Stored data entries
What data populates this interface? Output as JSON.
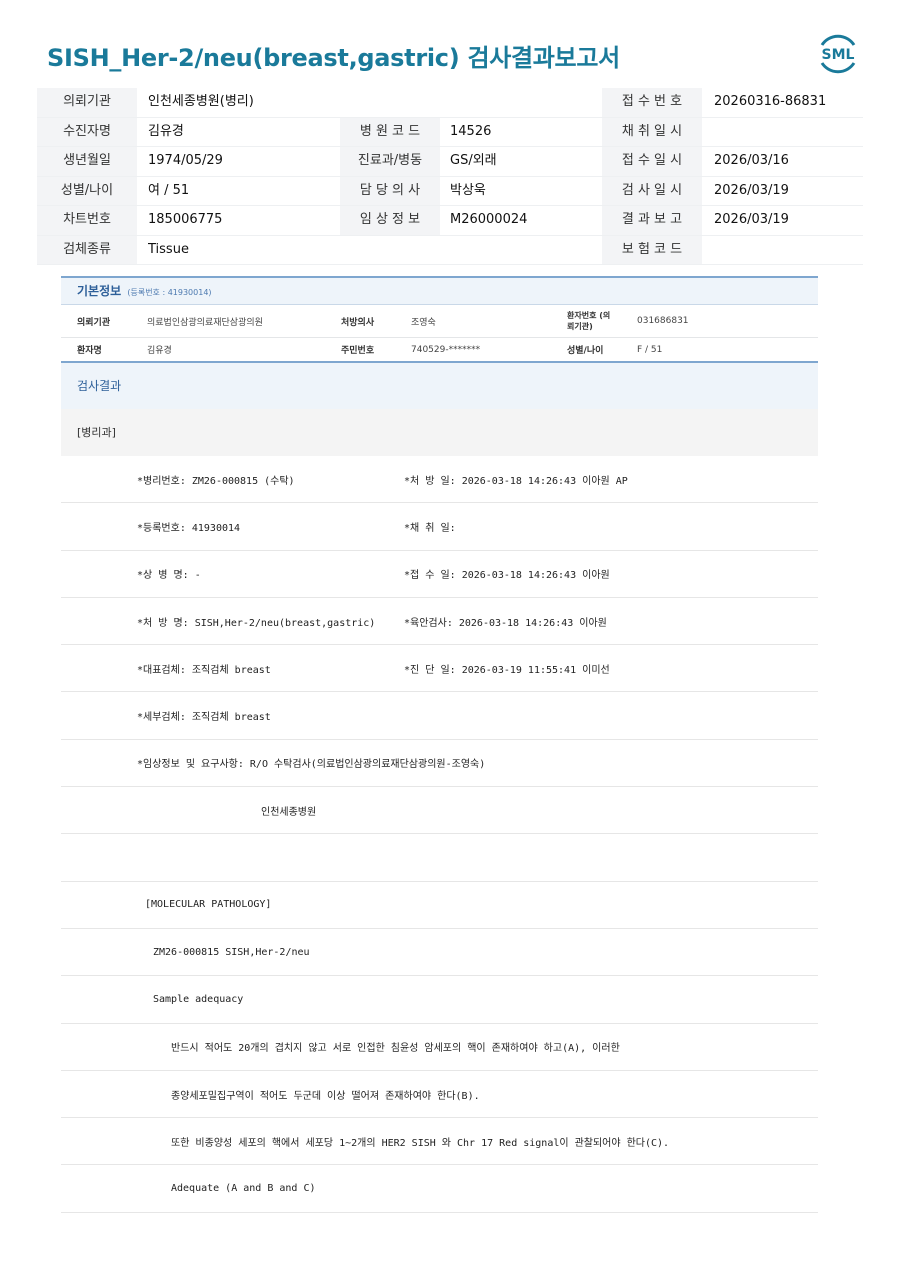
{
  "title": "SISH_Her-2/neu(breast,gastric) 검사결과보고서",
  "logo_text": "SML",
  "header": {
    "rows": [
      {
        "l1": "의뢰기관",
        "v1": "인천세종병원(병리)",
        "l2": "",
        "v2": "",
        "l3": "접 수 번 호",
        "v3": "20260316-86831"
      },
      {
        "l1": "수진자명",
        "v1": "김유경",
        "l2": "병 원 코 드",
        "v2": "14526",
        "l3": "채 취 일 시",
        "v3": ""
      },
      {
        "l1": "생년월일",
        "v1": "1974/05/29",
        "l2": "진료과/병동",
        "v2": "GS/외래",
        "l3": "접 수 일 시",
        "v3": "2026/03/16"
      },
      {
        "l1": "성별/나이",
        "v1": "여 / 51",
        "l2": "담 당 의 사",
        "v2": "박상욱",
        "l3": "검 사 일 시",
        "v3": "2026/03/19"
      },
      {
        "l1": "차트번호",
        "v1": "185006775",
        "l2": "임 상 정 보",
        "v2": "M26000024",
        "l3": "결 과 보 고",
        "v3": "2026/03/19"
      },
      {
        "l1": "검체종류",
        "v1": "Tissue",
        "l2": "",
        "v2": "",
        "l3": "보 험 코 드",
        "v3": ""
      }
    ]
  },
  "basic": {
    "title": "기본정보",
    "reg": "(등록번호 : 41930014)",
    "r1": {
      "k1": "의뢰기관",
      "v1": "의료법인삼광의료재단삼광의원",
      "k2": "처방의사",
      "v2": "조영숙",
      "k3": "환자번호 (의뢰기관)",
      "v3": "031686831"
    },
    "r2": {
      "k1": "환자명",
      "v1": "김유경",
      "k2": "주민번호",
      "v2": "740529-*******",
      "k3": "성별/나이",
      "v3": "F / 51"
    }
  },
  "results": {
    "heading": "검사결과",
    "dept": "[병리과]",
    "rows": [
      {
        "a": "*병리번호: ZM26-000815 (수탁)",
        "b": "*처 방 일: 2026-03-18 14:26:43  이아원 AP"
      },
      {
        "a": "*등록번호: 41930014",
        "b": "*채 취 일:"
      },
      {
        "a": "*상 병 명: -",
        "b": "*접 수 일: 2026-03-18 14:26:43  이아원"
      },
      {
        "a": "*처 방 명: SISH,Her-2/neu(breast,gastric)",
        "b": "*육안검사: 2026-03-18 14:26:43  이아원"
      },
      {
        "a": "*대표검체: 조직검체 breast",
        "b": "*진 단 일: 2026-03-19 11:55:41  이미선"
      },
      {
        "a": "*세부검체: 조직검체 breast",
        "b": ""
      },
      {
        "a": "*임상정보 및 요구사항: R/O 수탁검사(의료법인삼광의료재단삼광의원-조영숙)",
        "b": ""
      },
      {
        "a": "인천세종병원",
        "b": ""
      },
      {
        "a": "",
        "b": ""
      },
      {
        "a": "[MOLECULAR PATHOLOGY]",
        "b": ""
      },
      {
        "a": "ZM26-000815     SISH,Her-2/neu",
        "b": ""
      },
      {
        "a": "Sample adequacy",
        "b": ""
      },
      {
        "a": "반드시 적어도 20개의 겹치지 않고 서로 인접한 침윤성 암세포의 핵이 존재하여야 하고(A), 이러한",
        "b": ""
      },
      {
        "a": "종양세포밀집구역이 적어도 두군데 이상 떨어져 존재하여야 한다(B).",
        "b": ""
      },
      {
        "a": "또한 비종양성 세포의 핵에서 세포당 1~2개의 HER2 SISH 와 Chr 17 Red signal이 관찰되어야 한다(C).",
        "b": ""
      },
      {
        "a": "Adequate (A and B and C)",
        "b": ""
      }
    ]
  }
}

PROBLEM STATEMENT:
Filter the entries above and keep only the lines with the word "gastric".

EXERCISE RESPONSE:
  "title": "SISH_Her-2/neu(breast,gastric) 검사결과보고서",
        "a": "*처 방 명: SISH,Her-2/neu(breast,gastric)",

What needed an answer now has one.